Clustering in nature has been first identified by H.E. Hurst (1951)  (Figure 1a) while studying the long-term behaviour in a variety of scales of the discharge timeseries of the Nile River in the framework of developing engineering projects in its basin.
Particularly, H.E. Hurst discovered a tendency of high-discharge years to cluster into high-flow periods, and low-discharge years to cluster into low-flow periods. This behaviour, also known as the Hurst phenomenon or Joseph effect (Mandelbrot, 1977) , has been verified in a variety of hydrological , hydrometeorological and turbulent processes   and in other geophysical and alternate fields such as finance, medicine , and art   .

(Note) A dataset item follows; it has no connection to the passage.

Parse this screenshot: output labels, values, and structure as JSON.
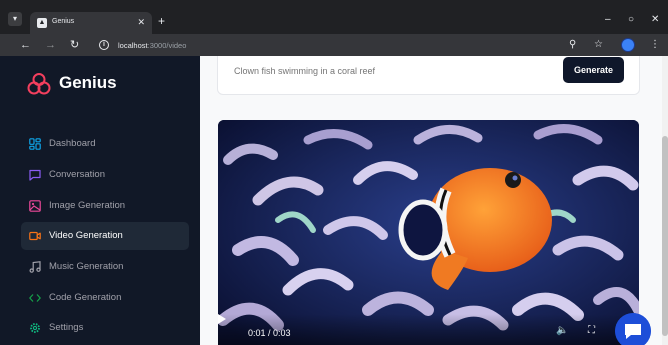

All these processes are characterized by long-term persistence (LTP), which leads to high unpredictability in long-term scales due to the clustering of events as compared to the purely random process, i.e. white-noise (e.g. as in a fair dice game ), or other short-range dependence models (e.g., Markov).
Figure 1: (a) In 1951 H.E. Hurst discovered the clustering behaviour in nature (b) A.N.Kolmogorov proposed a decade before a stochastic process that describes this clustering behaviour.
The mathematical description of the Hurst phenomenon is attributed to A.N. Kolmogorov (Figure 1b) who developed it while studying turbulence in 1940  (Figure 1b), inspiring D. Koutsoyiannis  to name the general behaviour of the Hurst phenomenon as Hurst-Kolmogorov (HK) dynamics (Figure 2), to give credit to both contributing scientists and to distinguish it from the Gaussian LTP processes (e.g., fractional-Gaussian-noise ), and to incorporate alternate short-range dependence (e.g., Markov-behaviour ).
Figure 2. Hurst-Kolmogorov (HK) dynamics and the perpetual change of Earth’s climate
The HK dynamics has been recently also linked to the entropy maximization principle, and thus, to robust physical justification . The stochastic simulation of the HK dynamics has been a mathematical challenge since it requires the explicit preservation of high-order moments in a vast range of scales, affecting both the intermittent behaviour in small scales  and the dependence in extremes  as well as the trends often appearing in geophysical timeseries .